Supplied material:
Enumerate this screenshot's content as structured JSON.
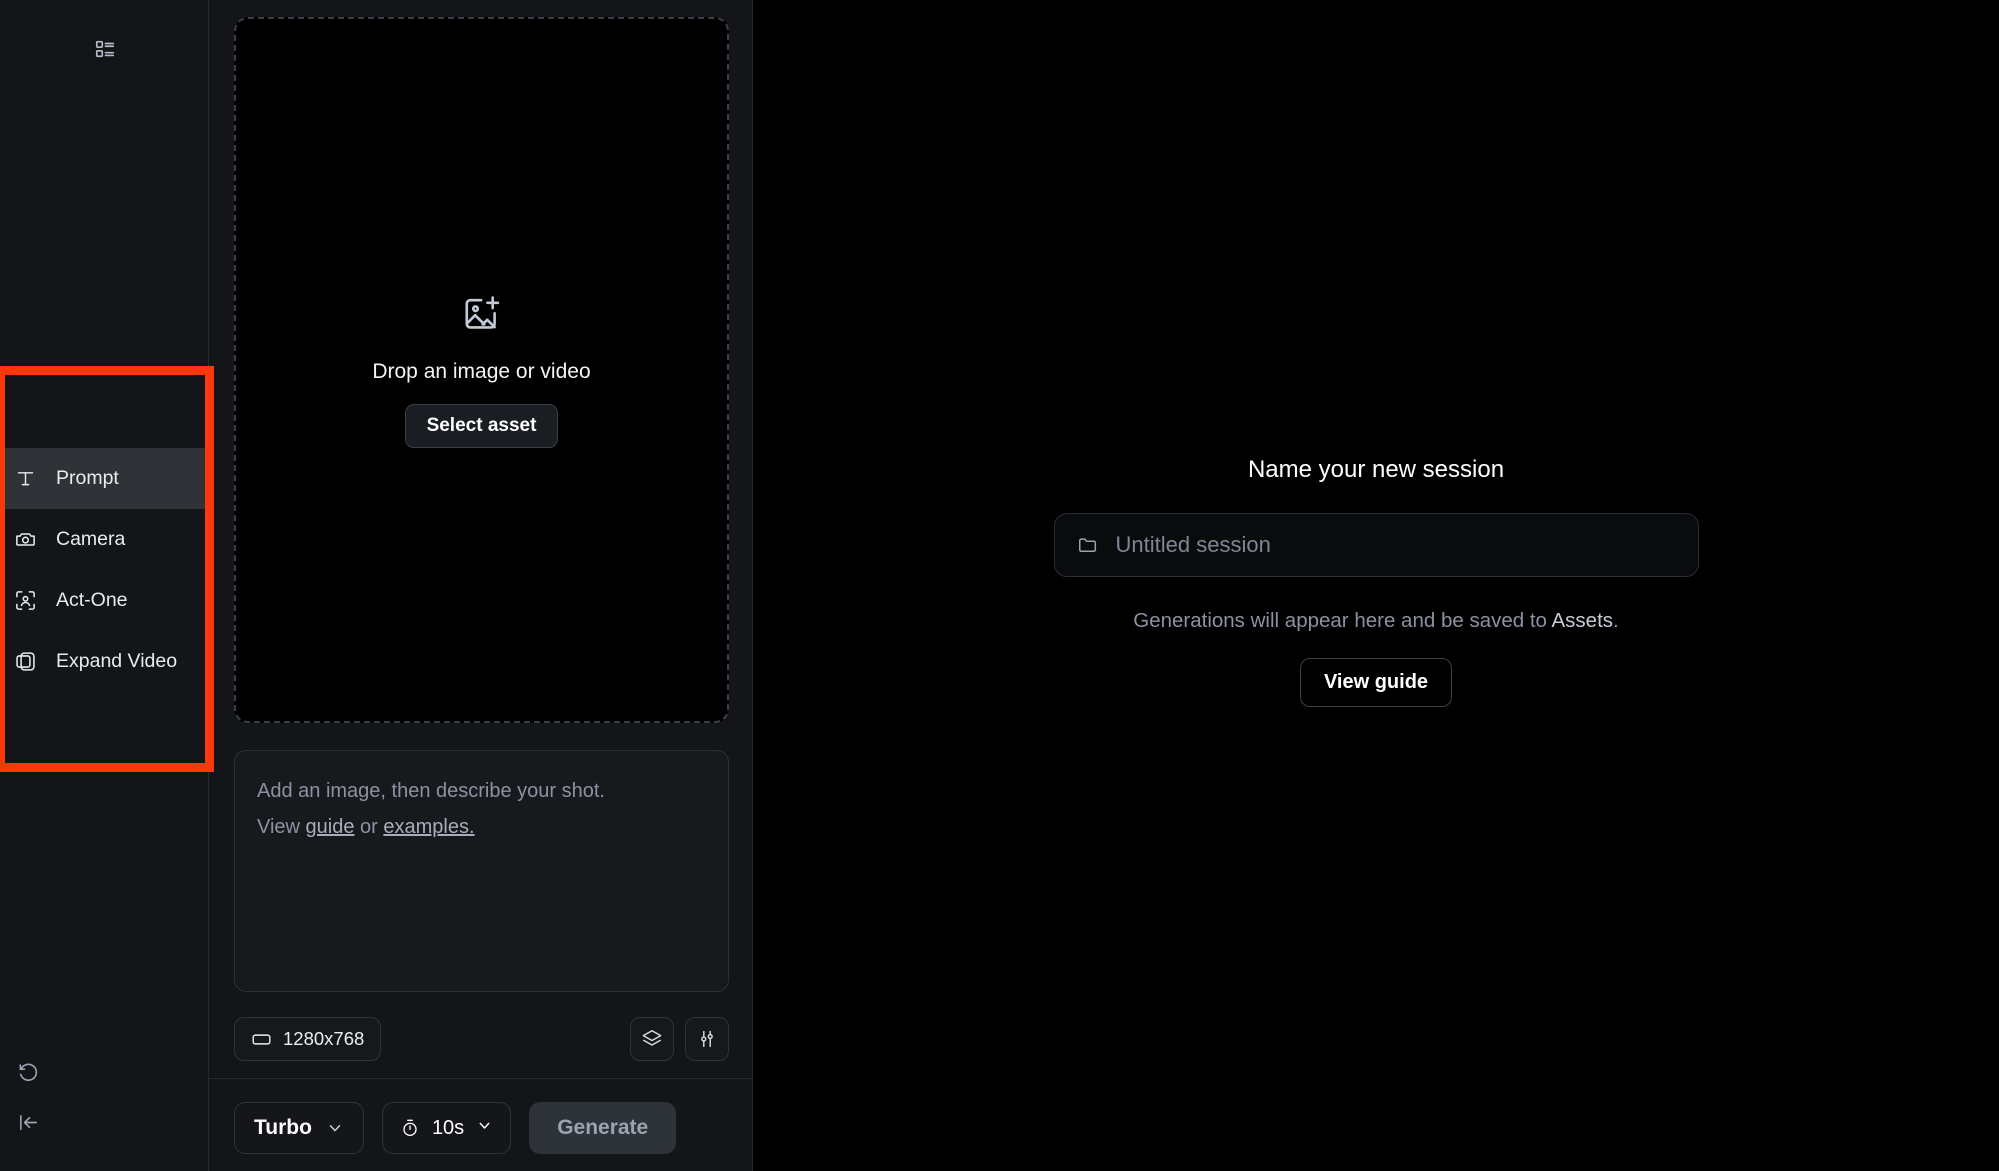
{
  "rail": {
    "top_icon": "list-view-icon",
    "menu": [
      {
        "label": "Prompt",
        "icon": "text-icon",
        "active": true
      },
      {
        "label": "Camera",
        "icon": "camera-icon",
        "active": false
      },
      {
        "label": "Act-One",
        "icon": "face-scan-icon",
        "active": false
      },
      {
        "label": "Expand Video",
        "icon": "expand-video-icon",
        "active": false
      }
    ],
    "bottom": [
      {
        "icon": "history-icon"
      },
      {
        "icon": "collapse-panel-icon"
      }
    ]
  },
  "dropzone": {
    "icon": "image-plus-icon",
    "label": "Drop an image or video",
    "button": "Select asset"
  },
  "prompt": {
    "line1": "Add an image, then describe your shot.",
    "line2_prefix": "View ",
    "link_guide": "guide",
    "line2_mid": " or ",
    "link_examples": "examples."
  },
  "options": {
    "resolution": "1280x768",
    "resolution_icon": "aspect-ratio-icon",
    "layers_icon": "layers-icon",
    "settings_icon": "sliders-icon"
  },
  "generate_bar": {
    "model": "Turbo",
    "duration": "10s",
    "duration_icon": "stopwatch-icon",
    "generate_label": "Generate"
  },
  "session": {
    "title": "Name your new session",
    "folder_icon": "folder-icon",
    "input_value": "",
    "input_placeholder": "Untitled session",
    "note_prefix": "Generations will appear here and be saved to ",
    "note_link": "Assets",
    "note_suffix": ".",
    "view_guide": "View guide"
  },
  "annotation": {
    "color": "#fc3709"
  }
}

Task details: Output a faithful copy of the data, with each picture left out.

Result of this exercise:
Enumerate this screenshot's content as structured JSON.
{
  "rail": {
    "top_icon": "list-view-icon",
    "menu": [
      {
        "label": "Prompt",
        "icon": "text-icon",
        "active": true
      },
      {
        "label": "Camera",
        "icon": "camera-icon",
        "active": false
      },
      {
        "label": "Act-One",
        "icon": "face-scan-icon",
        "active": false
      },
      {
        "label": "Expand Video",
        "icon": "expand-video-icon",
        "active": false
      }
    ],
    "bottom": [
      {
        "icon": "history-icon"
      },
      {
        "icon": "collapse-panel-icon"
      }
    ]
  },
  "dropzone": {
    "icon": "image-plus-icon",
    "label": "Drop an image or video",
    "button": "Select asset"
  },
  "prompt": {
    "line1": "Add an image, then describe your shot.",
    "line2_prefix": "View ",
    "link_guide": "guide",
    "line2_mid": " or ",
    "link_examples": "examples."
  },
  "options": {
    "resolution": "1280x768",
    "resolution_icon": "aspect-ratio-icon",
    "layers_icon": "layers-icon",
    "settings_icon": "sliders-icon"
  },
  "generate_bar": {
    "model": "Turbo",
    "duration": "10s",
    "duration_icon": "stopwatch-icon",
    "generate_label": "Generate"
  },
  "session": {
    "title": "Name your new session",
    "folder_icon": "folder-icon",
    "input_value": "",
    "input_placeholder": "Untitled session",
    "note_prefix": "Generations will appear here and be saved to ",
    "note_link": "Assets",
    "note_suffix": ".",
    "view_guide": "View guide"
  },
  "annotation": {
    "color": "#fc3709"
  }
}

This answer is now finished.